Those immersed in Montreal’s literary scene know there’s more to it than the recognizable heavy hitters: Mordecai Richler, Leonard Cohen and Michel Tremblay. But on the outside, it seemed at times like all the action (at least in Anglo Canada) was happening elsewhere. Then came Heather O’Neill, Madeleine Thien, Jacob Wren, Rawi Hage, Kim Thuy, Éric Dupont and Paige Cooper, and 2018 became the Year of the Montreal Anglo Renaissance. Several of the city’s authors were either longlisted or shortlisted for a Governor-General’s Award or the Giller. Equally impressive was the emergence of new writers. With its unique bilingual culture, Montreal’s vibrant literary scene can often slip under the radar for readers in Canada’s other solitude. Here’s a primer on the writers, publishers, reviews and bookstores you should check out to help bolster your know-how of Montreal’s literary community.
Julie Doucet Her decade long work, Dirty Plotte: The Complete Julie Doucet, has been released by Drawn and Quarterly in a box set.
Drawn and Quarterly was founded in 1989 and continues to publish some of the city’s fabled cartoonists from its headquarters within the Mile End neighbourhood. In 2018, the publisher garnered international attention with Nick Drnaso’s Sabrina, which was longlisted for the Man Booker Prize for fiction – the first time a graphic novel had ever been nominated.
The iconic literary institution Librairie Drawn and Quarterly – a sister company of the graphic novel publishing house – is one of Montreal’s most beloved independent bookstores and is home to many of the city’s literary events. In 2018, Librairie Drawn and Quarterly opened a secondary location across the street, La Petite Librairie Drawn and Quarterly, which caters to children’s and young adult literature, and whose expanded space serves as the host for most Librairie Drawn and Quarterly events.

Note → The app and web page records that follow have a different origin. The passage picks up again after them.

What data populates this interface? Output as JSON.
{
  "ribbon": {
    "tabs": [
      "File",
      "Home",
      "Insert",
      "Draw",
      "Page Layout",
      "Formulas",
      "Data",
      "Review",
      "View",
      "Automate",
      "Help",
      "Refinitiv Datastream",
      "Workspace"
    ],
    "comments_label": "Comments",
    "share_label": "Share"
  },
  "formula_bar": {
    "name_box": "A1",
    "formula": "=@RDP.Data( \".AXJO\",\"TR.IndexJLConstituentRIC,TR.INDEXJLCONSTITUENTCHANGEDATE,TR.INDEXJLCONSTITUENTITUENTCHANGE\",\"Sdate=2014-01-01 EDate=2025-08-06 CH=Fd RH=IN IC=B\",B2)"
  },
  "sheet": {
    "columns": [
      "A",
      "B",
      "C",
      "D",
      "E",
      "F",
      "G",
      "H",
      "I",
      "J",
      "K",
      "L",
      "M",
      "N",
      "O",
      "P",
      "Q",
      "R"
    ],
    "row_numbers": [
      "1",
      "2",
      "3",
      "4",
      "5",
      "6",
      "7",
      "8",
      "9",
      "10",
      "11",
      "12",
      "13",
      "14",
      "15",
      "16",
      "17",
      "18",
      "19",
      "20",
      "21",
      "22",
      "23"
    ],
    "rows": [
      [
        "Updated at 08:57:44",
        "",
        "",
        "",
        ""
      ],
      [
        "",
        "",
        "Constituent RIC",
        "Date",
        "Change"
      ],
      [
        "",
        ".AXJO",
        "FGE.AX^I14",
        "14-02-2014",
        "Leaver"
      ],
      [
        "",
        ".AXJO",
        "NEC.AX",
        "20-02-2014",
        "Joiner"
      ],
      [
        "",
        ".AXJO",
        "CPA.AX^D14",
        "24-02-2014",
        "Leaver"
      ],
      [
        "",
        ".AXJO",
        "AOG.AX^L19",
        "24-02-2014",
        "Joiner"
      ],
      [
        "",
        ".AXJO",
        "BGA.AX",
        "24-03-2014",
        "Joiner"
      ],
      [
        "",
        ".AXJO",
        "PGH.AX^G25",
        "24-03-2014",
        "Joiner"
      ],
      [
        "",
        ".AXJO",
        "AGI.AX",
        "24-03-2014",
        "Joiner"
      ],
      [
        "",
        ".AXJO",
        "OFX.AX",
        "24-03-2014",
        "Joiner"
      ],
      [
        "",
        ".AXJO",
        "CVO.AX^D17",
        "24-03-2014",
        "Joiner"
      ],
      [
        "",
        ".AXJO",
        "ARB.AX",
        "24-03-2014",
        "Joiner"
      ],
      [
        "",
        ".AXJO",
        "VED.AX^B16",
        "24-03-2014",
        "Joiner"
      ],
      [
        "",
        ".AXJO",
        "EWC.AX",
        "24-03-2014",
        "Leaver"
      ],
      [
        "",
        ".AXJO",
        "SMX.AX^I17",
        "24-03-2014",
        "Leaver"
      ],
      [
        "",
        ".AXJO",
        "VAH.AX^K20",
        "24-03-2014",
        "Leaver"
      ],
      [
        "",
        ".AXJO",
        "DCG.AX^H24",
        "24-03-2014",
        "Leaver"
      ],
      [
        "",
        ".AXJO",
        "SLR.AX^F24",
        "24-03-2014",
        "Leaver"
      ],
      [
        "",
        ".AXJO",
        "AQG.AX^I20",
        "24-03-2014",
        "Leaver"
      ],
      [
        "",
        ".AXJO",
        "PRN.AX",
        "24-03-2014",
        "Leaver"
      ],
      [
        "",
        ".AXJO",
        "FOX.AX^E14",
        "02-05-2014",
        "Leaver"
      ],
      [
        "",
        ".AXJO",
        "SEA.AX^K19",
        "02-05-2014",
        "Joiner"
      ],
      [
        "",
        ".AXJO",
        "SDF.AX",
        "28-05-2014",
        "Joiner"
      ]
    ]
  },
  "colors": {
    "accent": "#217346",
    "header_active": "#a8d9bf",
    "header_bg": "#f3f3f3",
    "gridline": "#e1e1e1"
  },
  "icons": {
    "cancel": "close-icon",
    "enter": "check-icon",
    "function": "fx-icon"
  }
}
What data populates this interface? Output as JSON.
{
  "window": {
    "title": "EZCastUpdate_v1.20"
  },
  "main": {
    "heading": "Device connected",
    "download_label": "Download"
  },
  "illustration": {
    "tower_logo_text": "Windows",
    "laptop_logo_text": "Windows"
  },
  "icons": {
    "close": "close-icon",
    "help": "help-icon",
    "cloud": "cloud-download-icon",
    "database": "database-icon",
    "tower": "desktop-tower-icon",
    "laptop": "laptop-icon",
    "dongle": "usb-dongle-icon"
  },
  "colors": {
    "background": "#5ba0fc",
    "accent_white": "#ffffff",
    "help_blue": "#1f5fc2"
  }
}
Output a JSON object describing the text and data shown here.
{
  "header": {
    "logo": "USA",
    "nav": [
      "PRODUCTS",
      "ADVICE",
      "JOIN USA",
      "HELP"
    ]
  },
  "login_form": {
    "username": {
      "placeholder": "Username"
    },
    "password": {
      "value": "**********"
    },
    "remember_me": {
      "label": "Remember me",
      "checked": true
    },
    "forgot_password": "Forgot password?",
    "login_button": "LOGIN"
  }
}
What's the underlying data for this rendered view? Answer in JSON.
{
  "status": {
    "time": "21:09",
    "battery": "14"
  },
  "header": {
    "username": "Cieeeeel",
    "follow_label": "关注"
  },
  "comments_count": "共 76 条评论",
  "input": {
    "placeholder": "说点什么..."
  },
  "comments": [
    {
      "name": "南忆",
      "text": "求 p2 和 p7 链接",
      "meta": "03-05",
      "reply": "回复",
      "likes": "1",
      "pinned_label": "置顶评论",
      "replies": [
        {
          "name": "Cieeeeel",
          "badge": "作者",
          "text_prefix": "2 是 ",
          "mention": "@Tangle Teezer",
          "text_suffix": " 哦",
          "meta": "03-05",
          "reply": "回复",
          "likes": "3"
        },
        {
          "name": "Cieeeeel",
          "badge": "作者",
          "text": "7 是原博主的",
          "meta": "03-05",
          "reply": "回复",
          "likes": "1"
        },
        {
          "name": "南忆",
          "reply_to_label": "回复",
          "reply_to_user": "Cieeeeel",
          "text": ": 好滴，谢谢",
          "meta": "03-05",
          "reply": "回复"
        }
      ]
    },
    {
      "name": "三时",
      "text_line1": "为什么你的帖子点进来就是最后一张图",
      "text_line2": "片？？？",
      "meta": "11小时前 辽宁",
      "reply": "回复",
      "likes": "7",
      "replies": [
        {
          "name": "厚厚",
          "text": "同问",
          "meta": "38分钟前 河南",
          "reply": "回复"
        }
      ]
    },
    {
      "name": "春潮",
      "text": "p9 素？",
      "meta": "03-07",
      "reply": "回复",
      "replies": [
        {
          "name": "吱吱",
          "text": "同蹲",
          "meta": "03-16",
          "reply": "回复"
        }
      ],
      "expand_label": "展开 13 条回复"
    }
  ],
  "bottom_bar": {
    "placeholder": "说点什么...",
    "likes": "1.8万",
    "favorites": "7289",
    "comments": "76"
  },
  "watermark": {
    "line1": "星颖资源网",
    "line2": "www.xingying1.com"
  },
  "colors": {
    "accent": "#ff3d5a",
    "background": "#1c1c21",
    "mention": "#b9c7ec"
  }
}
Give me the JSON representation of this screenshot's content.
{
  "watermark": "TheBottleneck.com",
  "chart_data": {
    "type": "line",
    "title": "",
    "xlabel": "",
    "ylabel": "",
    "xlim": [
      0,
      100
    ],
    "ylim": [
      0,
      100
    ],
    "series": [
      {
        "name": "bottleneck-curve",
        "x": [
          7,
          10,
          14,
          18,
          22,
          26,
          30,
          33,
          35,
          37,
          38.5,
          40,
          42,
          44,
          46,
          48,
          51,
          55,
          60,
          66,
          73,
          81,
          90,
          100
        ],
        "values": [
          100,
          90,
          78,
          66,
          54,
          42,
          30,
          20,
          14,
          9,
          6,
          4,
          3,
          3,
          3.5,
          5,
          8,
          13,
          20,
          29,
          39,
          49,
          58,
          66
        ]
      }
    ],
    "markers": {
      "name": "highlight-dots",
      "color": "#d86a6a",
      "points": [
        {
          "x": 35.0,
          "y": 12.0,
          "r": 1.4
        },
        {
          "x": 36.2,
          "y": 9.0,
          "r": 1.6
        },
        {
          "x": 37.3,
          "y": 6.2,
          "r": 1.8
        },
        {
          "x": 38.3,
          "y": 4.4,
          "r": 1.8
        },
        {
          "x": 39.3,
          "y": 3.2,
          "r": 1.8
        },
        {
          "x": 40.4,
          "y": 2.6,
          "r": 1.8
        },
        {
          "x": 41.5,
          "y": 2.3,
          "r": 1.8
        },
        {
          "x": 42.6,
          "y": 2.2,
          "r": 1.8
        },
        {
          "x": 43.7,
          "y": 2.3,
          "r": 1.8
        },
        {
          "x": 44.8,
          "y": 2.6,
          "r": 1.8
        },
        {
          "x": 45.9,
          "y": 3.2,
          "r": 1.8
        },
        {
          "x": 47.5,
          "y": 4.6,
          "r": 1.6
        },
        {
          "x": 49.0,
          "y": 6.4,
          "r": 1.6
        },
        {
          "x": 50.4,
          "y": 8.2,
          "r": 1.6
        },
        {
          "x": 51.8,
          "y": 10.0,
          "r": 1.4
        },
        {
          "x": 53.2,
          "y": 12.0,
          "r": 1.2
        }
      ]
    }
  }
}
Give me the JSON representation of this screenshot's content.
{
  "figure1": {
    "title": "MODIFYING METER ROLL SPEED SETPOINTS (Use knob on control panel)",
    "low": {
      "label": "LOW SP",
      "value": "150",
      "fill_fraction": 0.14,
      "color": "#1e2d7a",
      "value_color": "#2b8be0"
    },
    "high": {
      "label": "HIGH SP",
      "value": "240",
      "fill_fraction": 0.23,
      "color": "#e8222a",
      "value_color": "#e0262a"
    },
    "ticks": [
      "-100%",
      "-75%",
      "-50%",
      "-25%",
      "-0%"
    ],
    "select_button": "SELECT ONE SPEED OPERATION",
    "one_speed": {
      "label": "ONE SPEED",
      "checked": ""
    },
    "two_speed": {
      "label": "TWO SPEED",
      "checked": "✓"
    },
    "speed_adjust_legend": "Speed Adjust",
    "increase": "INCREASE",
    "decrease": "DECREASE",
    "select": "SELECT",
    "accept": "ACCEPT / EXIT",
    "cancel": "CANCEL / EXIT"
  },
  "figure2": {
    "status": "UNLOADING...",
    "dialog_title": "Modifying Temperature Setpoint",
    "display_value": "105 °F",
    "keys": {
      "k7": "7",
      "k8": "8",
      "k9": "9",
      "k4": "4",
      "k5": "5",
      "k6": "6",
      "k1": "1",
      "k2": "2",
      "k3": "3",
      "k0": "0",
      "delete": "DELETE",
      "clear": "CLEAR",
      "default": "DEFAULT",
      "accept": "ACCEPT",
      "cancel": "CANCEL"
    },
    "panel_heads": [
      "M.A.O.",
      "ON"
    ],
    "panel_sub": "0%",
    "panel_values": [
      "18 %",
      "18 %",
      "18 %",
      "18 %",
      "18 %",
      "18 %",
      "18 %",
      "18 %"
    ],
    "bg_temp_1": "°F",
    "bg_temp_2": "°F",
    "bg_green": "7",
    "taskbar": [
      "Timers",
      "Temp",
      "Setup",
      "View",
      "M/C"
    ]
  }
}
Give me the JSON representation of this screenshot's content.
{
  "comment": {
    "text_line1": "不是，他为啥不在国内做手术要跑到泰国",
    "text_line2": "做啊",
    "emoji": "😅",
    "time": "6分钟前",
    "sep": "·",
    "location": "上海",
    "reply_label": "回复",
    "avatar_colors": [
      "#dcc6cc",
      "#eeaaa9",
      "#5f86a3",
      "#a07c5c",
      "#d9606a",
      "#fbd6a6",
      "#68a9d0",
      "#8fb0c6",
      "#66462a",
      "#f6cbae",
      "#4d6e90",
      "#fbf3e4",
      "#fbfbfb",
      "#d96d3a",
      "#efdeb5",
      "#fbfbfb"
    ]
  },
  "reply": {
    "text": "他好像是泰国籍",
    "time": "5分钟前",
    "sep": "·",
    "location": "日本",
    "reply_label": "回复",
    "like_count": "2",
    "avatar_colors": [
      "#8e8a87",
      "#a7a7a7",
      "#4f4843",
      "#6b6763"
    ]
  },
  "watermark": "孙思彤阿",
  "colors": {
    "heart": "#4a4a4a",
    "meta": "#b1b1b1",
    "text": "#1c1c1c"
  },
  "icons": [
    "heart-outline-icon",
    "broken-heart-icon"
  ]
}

And the city’s unique bilingualism offers a wealth of beautiful work for translators and francophone publishing houses. Drawn and Quarterly, for example, is in the company of many francophone graphic novel publishing peers: Éditions Pow Wow and La Pastèque continue to serve the local graphic novel community as well. In fact, La Pastèque recently opened doors to a new store and workshop location in the heart of Mile End. Francophone publishers such as Les Éditions de l'Écrou offer a similar mandate as Metatron, with the intent of promoting alternative literature, as well as Triptyque Publishing, which was the first to translate Maggie Nelson’s The Argonauts. Quebec Fiction is up to the task of its translation work, intent on promoting overlooked talent divided by language barriers.